There are those who call him “ET from the north” who “doesn’t understand anything about politics” because they want consensus for the fundamental reform that the country needs, but Rui Rio, who has been “saying the same thing for 10 years”, will not change a comma. At the end of the PSD’s parliamentary days in Portalegre, the party leader took the stage to pull his strings as a “person with moral authority” and reassure the parliamentary bench: the people will realize that the PSD is interested in reforming the country and it is the PS who doesn’t want to “walk the country forward”.
“Out of 10 million Portuguese there shouldn’t be many people with the moral authority I have: I couldn’t have made more effort to try to bring the government to reform. No one has ever done what I did”, he said, warning the PS — and António Costa — that they are “wasting the opportunity” of a lifetime, because there will not be other opposition leaders “available” to build these bridges.
Accusing the PS of “immobilism” and of being only interested in “feeding the socialist clientele” and not improving the country, Rui Rio cleared even António Costa. It’s not his fault alone. “António Costa doesn’t want to reform anything. And even if he wanted to reform, the PS wouldn’t let him, because the PS, in its culture, just wants to keep power in order to feed the socialist clientele”, he stated.
“The government is nominating, the PS is postponing and Portugal is withering away”, he predicted, stressing that no matter how much the PSD “screams” or says “that it cannot be like that”, the PS will always remain “immovable”. Dead end? For Rio, the way out is at the polls: “The people will eventually realize” that it was the PS that “did not take the opportunity of having an opposition leader who was — and is — willing to do what is necessary” . AND “they will hardly have another opportunity”.
Illicit enrichment only catches “little unintelligent corruptions”
The reform of the justice system is still at the head of the reforms wanted by Rui Rio, but that is not why it is finished. For now, the PSD has presented 3 anti-corruption bills, to be debated next week on a ride with the projects presented by the other parties and the idea launched by the Association of Judges, but also on one of them the leader of the party himself has doubts that it solves anything in fact.

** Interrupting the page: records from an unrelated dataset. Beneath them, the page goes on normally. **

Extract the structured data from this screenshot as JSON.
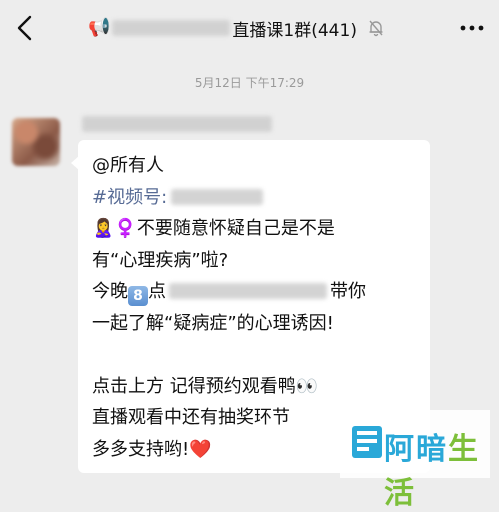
{
  "header": {
    "emoji": "📢",
    "title_visible": "直播课1群(441)"
  },
  "timestamp": "5月12日 下午17:29",
  "message": {
    "lines": [
      "@所有人",
      "#视频号:",
      "🙎‍♀️♀️不要随意怀疑自己是不是",
      "有“心理疾病”啦?",
      "今晚",
      "点",
      "带你",
      "一起了解“疑病症”的心理诱因!",
      "",
      "点击上方 记得预约观看鸭👀",
      "直播观看中还有抽奖环节",
      "多多支持哟!",
      "❤️"
    ],
    "key_emoji": "8"
  },
  "watermark": {
    "text_a": "阿",
    "text_b": "暗",
    "text_c": "生活"
  },
  "colors": {
    "background": "#ededed",
    "bubble": "#ffffff",
    "hashtag": "#576b95",
    "timestamp": "#9a9a9a"
  },
  "icons": [
    "chevron-left-icon",
    "megaphone-icon",
    "mute-bell-icon",
    "more-icon",
    "avatar",
    "heart-icon",
    "eyes-icon"
  ]
}
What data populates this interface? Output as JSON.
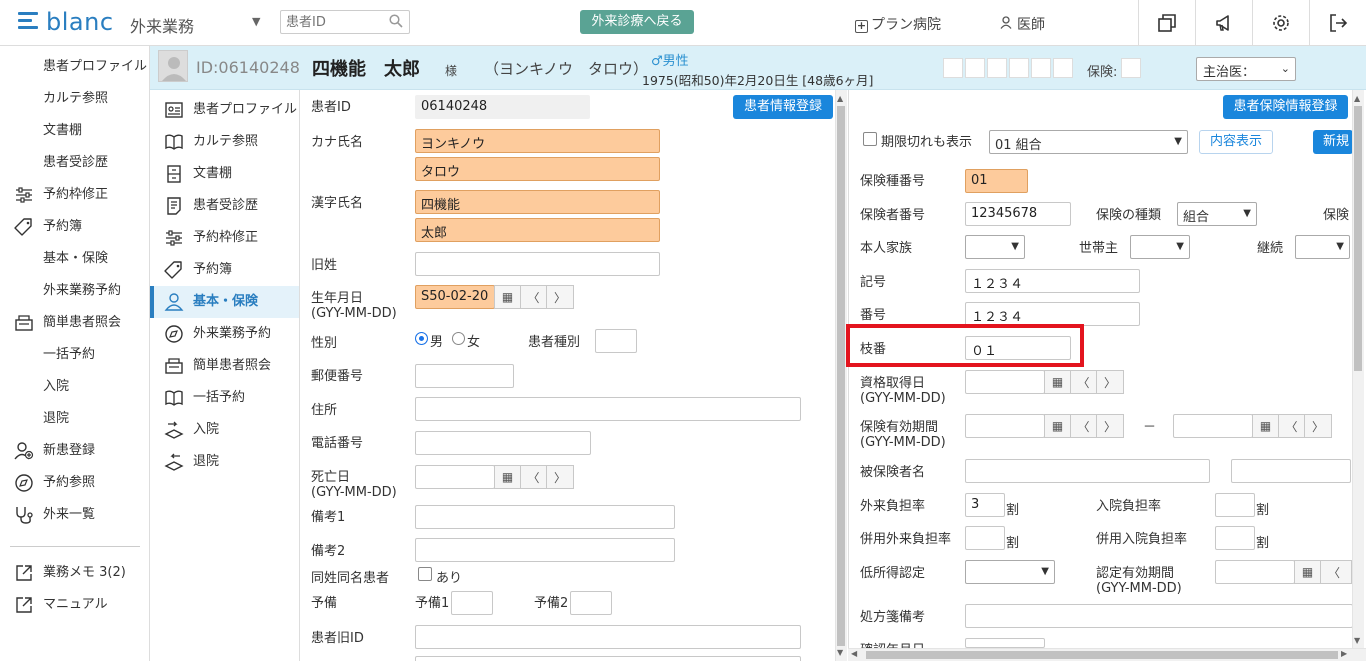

This is the bill on unjustified enrichment, where the PSD proposes to increase the declarative obligations of politicians and increase prison sentences for the intentional concealment of increased income, but without immediately criminalizing their lack of justification (limiting to refer to the MP). According to Rui Rio, there is no way to criminalize illicit enrichment that is in accordance with the Constitution, and even if it were possible to do so, it would not solve anything. At the limit, it would only serve to “catch a little corrupt child without great intelligence”.
“VWe want to be serious with the Portuguese people: even if we managed to criminalize illicit enrichment in the terms in which it went to TC and came back, we wouldn’t catch anyone who was corrupt. We caught a little corrupt little boy without great intelligence”, he said, suggesting that “a corrupt person, if he received something wrongly, put it in the name of any friend, and preferably a friend who lives far away”. In other words, it’s not there.
In this regard, Rio accuses public opinion and political power of having created the idea that if illicit enrichment is criminalized “the problem is solved”, when it is not true and, in the last case, such it will only serve to increase the “discredit” with the institutions.
Rio’s solution involves, he says, providing institutions with more means of investigation, making adjustments to the penal framework, extending the statute of limitations for crimes (“in Operation Marquis, this was one of the problems”), and aggravating additional penalties such as losses term of office. And, of course, review the composition of the superior councils of the MP and the Magistracy for a majority of non-judges — a proposal by Rio that has been much criticized.
As for Costa, a name that the PSD leader hardly touches, a criticism: the only measures he adopted for justice were “to increase the salary of magistrates”, making a trainee judge earn more today than a professor at the top of career, and “appointing a European Public Prosecutor in accordance with the Government’s wishes”. Nothing else.
The danger, says Rio, is lurking: it is that with an evolving society and without a regime adapted to reality and evolving on itself, democracy is degraded and this is what fuels extremism. The “lucky” is that “we do not have strong extremist forces in Portuguese society”.